# RL Notes Chapter 2

### N-Armed Bandits

Definitions:

*Value*of an*action*is the mean expected reward obtained by performing that action.-
Action-Value Methods: The value of taking the action \(a\) at time \(t\) is given by: \begin{align} Q_t(a) = \frac{r_1 + r_2 + \ldots + r_k}{k} \end{align} Here \(k\) is the number of times action \(a\) has already been selected i.e. in previous plays. This is known as

*sample-average*method of estimating the value of an action. -
Selecting the best action using

*sample-average*method is a perfectly reasonable. This is called*greedy*section. -
A tweak on

*greedy*selection is to select a non-best action in some small (\epsilon) portion of plays. This is called*\(\epsilon\)-greedy*. -
The logical extension is obviously selecting the action using the values of all the actions \(\mathcal{A}\) at time \(t\) and applying a

*softmax*over these values. This will result is a nice distribution over the actions. It’s now perfectly reasonable to select or sample an action from this distribution. This is known as*softmax-action selction*. \begin{align} P(a) = \frac{\exp(Q_t(a)/\tau)}{\sum_{b\in\mathcal{A}} \exp(Q_t(b)/\tau)} \end{align} Here \(\tau\) is a hyperparameter called the*temperature*. As \(\tau\) is increased the selection is more uniform and as tau is reduced the selection is more greedy. -
The averaging based methods of selection assume

*stationarity*. If we want to constantly*track*changing values section 2.5 details how averaging is essentially an incremental update with changing (reducing) step sizes. If the step size is kept constant (or changed by some other heuristic) we no longer implicitly assume stationarity. - Initial values: optimistic initial values will make action-value methods explore more. This is because the reward for time \(0\) was high (initial value) and the reward at time \(1,2,\ldots\) is going to be lower (real rewards). This will force the learner to try more actions since the recent actions did not perform as well as the initial actions.

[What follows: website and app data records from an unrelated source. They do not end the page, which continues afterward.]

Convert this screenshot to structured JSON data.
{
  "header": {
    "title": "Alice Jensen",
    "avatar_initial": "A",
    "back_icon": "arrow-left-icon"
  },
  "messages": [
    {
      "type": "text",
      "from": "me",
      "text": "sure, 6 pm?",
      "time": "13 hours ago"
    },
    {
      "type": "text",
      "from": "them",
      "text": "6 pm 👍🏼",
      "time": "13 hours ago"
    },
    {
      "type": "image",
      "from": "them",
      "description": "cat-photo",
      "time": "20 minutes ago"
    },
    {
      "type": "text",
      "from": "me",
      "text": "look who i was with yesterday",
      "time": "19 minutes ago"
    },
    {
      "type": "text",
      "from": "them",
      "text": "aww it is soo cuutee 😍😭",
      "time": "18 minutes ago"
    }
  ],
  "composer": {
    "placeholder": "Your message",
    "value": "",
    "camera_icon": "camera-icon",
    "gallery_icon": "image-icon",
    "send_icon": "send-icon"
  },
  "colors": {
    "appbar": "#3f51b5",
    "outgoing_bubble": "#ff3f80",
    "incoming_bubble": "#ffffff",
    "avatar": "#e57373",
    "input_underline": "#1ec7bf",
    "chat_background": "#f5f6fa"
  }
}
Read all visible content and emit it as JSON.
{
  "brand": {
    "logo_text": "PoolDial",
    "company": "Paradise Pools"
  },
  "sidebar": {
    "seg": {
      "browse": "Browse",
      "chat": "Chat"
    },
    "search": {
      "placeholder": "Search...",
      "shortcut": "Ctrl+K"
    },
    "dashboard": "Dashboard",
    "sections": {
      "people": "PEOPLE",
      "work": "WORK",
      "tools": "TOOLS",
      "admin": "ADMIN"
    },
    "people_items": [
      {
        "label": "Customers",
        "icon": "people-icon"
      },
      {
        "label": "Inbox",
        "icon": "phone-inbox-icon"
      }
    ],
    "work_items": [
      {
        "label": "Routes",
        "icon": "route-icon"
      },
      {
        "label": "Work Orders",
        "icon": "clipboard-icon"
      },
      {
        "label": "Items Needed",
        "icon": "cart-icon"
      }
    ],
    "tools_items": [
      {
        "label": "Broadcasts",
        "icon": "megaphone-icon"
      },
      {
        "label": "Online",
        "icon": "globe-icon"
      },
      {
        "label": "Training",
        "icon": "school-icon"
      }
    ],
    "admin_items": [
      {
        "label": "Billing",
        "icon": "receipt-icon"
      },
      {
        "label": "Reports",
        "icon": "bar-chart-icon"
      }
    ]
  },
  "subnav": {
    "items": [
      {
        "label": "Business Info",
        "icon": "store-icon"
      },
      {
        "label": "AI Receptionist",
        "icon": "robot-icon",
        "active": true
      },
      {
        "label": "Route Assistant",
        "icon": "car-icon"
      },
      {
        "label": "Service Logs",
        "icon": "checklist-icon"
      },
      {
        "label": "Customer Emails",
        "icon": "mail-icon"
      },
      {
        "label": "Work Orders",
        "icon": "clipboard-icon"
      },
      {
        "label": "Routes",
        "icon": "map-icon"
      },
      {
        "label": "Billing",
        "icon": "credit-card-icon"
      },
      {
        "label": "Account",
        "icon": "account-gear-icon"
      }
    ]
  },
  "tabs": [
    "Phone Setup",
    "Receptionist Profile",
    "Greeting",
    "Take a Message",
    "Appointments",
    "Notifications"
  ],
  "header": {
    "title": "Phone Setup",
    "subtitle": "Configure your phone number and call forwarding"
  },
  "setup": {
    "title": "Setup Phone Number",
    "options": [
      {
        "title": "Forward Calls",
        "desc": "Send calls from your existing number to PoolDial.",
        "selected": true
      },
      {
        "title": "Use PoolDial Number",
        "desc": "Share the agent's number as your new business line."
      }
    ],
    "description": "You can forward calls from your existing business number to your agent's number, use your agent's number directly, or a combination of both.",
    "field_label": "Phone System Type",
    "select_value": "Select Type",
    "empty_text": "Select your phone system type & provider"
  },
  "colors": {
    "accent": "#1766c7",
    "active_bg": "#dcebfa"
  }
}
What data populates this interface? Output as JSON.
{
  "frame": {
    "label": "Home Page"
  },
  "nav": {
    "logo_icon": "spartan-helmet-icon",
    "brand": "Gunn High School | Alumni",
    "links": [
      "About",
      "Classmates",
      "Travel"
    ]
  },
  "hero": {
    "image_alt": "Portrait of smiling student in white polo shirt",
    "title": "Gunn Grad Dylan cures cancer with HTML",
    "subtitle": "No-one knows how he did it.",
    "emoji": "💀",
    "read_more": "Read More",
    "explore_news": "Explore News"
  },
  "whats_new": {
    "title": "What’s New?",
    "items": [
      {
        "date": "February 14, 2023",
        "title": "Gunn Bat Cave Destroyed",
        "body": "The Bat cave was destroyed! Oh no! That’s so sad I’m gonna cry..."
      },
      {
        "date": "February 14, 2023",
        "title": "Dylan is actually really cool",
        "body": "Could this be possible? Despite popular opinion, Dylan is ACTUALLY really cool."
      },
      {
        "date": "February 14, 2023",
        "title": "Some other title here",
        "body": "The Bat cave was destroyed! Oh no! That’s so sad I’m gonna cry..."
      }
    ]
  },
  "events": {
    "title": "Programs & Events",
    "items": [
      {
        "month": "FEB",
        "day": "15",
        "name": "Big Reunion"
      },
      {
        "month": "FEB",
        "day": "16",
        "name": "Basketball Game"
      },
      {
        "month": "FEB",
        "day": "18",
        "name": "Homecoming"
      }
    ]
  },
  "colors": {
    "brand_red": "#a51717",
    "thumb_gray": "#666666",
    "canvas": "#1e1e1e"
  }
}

Some useful distinctions I found:

Difference between n-armed-bandit testing and A/B testing